For those who didn't see what I put on another thread:
'To all concerned about the spread of unregulated hill tracks in the Scottish Highlands.
Representing a range of concerned organisations, Scottish Environmental LINK has been running a vigorous campaign to try to persuade the Minister (Derek Mackay) to change the law to bring all hill tracks under full planning law. Derek Mackay is currently considering the matter SO ANY LETTERS SENT IMMEDIATELY will add weight to the case.
The legal situation is that hill tracks require planning consent except where they are for argricultural or forestry purposes for which no consent is needed (argricultural or forestry purposes are called 'permitted development'). Sporting estates get round this by bulldozing tracks without consent and, if challenged, claim the track is for agricultural purposes. In some cases they put a few sheep up there as 'tick mops'. Even when tracks have been legally challenged, and a small number have, and it has been found that the estate acted outwith the law, there has never been a requirement that the track be removed.
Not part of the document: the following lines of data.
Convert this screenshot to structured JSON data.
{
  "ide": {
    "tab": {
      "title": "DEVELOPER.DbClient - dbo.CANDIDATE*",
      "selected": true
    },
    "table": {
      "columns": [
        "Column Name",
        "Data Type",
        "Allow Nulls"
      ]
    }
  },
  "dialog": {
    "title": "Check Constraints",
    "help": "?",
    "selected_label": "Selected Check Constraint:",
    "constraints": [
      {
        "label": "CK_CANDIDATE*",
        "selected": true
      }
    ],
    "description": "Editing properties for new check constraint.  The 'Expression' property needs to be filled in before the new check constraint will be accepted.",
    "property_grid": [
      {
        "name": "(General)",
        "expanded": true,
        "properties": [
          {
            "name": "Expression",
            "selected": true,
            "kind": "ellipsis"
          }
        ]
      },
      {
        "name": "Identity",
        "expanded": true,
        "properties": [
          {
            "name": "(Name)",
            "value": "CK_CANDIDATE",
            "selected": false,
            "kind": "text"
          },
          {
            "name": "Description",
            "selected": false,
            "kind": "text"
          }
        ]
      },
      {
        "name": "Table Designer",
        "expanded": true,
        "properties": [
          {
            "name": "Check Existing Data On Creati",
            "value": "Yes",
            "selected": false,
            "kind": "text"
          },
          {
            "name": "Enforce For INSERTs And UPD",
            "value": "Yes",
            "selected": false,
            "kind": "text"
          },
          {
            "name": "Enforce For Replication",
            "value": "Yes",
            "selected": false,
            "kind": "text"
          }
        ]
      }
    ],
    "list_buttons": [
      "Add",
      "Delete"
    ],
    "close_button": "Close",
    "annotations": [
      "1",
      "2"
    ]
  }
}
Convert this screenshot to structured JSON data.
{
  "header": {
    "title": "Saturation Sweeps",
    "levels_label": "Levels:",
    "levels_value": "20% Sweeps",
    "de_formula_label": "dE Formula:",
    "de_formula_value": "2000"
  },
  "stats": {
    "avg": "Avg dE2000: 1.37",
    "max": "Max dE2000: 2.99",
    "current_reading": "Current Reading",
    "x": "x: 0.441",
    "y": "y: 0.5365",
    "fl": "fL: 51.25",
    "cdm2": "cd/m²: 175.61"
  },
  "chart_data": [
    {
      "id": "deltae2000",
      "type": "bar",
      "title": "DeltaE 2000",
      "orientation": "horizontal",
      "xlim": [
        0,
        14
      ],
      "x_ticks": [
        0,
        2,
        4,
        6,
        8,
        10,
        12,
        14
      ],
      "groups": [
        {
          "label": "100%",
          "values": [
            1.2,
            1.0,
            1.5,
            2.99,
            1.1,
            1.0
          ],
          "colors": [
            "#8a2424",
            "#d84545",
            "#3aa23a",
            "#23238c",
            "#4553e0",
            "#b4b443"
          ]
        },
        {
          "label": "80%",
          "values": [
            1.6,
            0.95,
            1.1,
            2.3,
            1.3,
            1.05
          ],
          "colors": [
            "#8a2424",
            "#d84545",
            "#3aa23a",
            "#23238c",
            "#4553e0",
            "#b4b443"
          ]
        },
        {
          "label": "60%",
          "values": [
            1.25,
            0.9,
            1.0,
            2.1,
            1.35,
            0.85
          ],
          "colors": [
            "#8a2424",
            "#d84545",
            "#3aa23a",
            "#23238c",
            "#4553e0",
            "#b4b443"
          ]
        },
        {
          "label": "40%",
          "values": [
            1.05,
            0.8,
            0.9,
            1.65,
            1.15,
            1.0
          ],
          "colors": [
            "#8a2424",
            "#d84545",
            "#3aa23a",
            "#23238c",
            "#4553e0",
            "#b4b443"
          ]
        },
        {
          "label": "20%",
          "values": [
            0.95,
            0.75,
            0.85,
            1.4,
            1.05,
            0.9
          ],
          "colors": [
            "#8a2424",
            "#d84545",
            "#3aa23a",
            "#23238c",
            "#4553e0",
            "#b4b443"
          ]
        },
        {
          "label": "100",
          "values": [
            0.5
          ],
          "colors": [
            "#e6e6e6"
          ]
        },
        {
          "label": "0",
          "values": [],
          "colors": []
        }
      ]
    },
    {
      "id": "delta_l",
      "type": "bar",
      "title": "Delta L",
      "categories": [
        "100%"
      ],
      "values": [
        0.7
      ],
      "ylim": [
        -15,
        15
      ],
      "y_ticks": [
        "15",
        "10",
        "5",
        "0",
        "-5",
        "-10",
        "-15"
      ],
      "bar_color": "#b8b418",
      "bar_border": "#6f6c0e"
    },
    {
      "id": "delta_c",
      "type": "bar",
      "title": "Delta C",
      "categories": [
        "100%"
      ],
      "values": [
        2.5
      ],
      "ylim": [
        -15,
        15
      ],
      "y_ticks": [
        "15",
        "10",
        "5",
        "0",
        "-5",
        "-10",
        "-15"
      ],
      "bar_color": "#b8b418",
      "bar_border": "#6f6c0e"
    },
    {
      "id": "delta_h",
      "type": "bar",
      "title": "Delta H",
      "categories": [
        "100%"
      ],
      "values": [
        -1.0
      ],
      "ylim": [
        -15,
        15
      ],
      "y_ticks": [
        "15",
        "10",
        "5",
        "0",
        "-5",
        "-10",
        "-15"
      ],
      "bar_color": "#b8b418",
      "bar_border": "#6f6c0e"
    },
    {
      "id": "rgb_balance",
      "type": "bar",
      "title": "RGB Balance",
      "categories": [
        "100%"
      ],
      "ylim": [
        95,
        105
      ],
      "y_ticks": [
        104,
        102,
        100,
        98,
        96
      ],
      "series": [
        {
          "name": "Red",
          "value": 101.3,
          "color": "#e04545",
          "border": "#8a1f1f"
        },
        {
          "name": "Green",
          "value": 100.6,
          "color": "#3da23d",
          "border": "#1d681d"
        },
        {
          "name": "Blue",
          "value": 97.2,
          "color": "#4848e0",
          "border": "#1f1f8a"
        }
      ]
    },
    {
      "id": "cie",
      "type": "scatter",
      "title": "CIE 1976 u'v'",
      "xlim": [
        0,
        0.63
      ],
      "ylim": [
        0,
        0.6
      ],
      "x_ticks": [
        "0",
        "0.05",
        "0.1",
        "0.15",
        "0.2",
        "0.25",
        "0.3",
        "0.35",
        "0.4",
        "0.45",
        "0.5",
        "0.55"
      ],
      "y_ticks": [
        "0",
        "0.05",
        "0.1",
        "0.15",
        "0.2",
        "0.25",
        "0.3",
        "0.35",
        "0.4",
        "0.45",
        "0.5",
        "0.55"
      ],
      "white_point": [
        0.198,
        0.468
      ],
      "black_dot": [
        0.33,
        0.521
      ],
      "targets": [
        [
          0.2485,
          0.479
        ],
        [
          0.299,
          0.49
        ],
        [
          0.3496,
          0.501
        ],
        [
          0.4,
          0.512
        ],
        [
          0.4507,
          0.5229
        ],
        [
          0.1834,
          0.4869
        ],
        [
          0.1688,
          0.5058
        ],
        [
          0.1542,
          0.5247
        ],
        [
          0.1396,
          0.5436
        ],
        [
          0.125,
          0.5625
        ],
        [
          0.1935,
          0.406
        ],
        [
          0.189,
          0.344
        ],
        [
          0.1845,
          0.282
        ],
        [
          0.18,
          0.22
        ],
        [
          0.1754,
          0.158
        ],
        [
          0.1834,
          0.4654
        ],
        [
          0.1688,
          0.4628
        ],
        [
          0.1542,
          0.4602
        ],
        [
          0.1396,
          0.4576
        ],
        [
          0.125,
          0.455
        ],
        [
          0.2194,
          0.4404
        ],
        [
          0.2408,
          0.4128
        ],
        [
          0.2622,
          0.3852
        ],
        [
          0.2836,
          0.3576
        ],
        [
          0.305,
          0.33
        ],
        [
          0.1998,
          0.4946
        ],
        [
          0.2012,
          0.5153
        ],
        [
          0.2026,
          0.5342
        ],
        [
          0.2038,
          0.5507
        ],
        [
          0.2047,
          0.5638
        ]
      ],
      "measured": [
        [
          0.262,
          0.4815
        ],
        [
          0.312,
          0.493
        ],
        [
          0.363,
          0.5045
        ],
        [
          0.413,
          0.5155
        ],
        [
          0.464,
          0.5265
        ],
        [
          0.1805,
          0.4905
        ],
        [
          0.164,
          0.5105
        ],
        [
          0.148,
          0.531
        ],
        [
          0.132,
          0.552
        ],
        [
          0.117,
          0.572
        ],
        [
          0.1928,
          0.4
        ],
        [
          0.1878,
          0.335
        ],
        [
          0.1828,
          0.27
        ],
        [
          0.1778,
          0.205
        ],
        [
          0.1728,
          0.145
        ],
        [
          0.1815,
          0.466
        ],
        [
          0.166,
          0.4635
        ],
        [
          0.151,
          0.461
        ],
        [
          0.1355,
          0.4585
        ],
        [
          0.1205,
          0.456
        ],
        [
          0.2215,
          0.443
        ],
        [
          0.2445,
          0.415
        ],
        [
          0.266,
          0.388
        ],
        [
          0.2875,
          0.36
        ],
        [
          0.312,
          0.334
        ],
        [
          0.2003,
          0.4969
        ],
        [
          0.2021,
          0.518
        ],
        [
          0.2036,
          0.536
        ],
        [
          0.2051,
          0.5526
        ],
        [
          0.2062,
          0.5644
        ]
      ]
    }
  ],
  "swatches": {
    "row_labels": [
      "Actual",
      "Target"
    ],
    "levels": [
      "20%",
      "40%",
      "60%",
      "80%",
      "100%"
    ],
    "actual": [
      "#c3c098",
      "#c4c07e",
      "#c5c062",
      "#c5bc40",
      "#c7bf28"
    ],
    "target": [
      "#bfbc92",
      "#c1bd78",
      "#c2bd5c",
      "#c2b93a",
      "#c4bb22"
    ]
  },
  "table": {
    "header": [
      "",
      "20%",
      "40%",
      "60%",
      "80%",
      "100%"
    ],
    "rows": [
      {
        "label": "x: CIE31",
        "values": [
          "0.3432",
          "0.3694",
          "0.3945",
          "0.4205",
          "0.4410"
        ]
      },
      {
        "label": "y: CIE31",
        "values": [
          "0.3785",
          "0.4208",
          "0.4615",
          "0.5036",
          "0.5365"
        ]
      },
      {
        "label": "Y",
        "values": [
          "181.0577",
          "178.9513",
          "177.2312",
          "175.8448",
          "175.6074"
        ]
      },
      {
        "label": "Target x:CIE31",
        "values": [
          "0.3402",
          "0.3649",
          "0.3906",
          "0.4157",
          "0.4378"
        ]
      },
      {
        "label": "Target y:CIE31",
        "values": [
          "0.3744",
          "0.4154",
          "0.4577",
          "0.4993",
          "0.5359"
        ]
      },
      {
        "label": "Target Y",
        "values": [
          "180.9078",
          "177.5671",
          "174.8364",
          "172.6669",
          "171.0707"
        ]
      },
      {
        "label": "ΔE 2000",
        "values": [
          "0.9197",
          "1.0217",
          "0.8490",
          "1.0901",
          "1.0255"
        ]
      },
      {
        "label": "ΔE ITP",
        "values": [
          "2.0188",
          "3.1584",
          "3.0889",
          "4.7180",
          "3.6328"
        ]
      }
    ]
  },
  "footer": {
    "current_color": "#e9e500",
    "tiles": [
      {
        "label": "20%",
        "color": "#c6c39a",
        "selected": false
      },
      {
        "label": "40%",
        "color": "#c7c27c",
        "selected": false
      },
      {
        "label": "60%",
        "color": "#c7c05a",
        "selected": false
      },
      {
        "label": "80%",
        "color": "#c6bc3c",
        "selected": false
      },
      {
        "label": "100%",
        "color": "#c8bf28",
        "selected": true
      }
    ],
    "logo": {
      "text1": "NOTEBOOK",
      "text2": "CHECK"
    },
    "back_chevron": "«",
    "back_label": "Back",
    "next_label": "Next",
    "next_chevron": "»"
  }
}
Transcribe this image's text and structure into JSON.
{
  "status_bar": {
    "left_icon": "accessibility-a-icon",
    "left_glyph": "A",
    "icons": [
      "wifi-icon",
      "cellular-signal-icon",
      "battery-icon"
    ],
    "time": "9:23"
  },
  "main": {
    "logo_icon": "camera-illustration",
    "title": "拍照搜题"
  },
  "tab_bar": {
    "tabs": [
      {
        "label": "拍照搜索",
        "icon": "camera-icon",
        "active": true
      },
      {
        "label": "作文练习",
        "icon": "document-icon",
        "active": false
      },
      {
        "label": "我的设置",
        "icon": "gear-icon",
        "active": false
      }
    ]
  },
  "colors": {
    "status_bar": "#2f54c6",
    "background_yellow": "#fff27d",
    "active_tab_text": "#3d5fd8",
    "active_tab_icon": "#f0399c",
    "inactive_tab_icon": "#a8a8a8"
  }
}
The existence of such tracks is not the only problem. Because they are not subject to planning scrutiny, many are very badly constructed and are quickly subject to erosion creating further scarring.
I would like to STRONGLY URGE that, if you are concerned, you write quickly to the Minister before he takes his final decision. Personally I think it best to write rather than email as I think letters may well be taken more seriously but certainly email if you would prefer.
-Your enjoyment of wild areas is being spoiled by the plethora of new bulldozed hilltracks. You are less likely to visit certain areas, and less likely to spend your money in remoter communities dependent on tourism, because of this.
-Many of these unregulated tracks, because they are not subject to planning consent, are badly made, quickly erode, and so further scar the landscape.
-You do not understand why all hill tracks are no subject to proper democratic scrutiny when virtually all other building projects, large and small, are. Say that you are simply asking for tracks to be regulated and that you are asking that permitted development rights be removed from hill tracks.
It goes without saying that, whilst pressing the case firmly, it is important to be polite!
The postal address: Derek Mackay, Minister for Local Government and Planning, St. Andrews House, Regent Road, Edinburgh EH1 3DG
Email address: firstname.lastname@example.org (title this 'For the urgent attention of Derek Mackay')